common rather than relying on state bailouts, the Government
Acting Prime Minister Bill English said the Government would
be unable to continuously help farmers facing drought,
His comments came this morning on TVNZ's Breakfast following
claims by experts that the drought conditions, believed to be
the worst in 70 years, will become more regular in the
As regions are declared in drought, financial support and
funding for support groups is triggered.
Auckland, Northland, Waikato, Bay of Plenty, Hawkes Bay,
Coromandel and Taupo have all been declared drought affected.
Mr English said while the Government was currently providing

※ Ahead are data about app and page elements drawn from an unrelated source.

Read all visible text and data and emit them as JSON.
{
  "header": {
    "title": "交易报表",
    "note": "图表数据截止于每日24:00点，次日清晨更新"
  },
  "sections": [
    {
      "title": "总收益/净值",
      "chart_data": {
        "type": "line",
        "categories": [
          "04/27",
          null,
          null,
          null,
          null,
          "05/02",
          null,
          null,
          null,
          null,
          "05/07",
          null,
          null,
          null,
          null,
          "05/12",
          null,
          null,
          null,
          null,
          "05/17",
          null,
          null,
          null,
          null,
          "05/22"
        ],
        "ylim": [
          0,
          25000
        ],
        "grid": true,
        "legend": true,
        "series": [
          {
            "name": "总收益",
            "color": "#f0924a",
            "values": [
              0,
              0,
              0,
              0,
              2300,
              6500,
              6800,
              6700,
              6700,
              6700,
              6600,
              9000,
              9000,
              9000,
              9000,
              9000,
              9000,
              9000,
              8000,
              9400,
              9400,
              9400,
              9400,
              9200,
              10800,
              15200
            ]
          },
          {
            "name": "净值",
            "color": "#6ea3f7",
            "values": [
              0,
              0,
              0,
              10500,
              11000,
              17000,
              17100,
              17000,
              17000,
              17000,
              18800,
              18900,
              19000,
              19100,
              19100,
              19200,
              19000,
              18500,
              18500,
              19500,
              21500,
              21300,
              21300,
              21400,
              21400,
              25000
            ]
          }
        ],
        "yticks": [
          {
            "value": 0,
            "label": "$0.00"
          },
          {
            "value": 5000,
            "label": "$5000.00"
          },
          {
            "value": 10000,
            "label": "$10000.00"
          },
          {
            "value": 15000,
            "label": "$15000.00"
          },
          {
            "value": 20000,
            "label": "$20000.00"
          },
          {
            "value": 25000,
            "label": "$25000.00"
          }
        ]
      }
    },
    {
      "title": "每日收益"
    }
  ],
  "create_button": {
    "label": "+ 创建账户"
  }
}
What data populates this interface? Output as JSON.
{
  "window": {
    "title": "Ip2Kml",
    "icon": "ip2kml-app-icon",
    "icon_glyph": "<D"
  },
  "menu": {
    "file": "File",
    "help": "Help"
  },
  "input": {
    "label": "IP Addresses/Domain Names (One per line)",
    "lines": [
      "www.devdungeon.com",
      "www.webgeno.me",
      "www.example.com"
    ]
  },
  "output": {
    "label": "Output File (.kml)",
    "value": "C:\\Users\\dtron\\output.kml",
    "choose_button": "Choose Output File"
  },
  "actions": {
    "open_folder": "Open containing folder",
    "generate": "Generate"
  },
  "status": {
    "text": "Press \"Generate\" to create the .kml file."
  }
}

hardship assistance to families, farmers would have to adapt
to the increasing risk of drought.
"We've got research in place for instance to find more
drought resistant grasses and farmers have for years been
adapting their management practices."
Mr English denied the Government was giving assistance to
failing businesses in a way it did not do for other
"I think we've got the balance about right - it's not
supporting the business in the sense of paying their bills
for them, it's just dealing with those cases involving
"By and large they would be families that if they turned up
to Work and Income looking for food vouchers they would get
them," he said.
The Government has said the drought could cost the economy $1
It is expected by Wednesday that the Tararua, Wairarapa,
Manawatu-Rangitikei and Taranaki districts will become
official drought zones.
Minister for Primary Industries Nathan Guy received formal
requests from the three regions to declare them in drought
A spokesman for Mr Guy said the minister is considering
declaring drought in more parts of the North Island this week
and is keeping a close eye on the South Island.
- Kate Shuttleworth of APNZ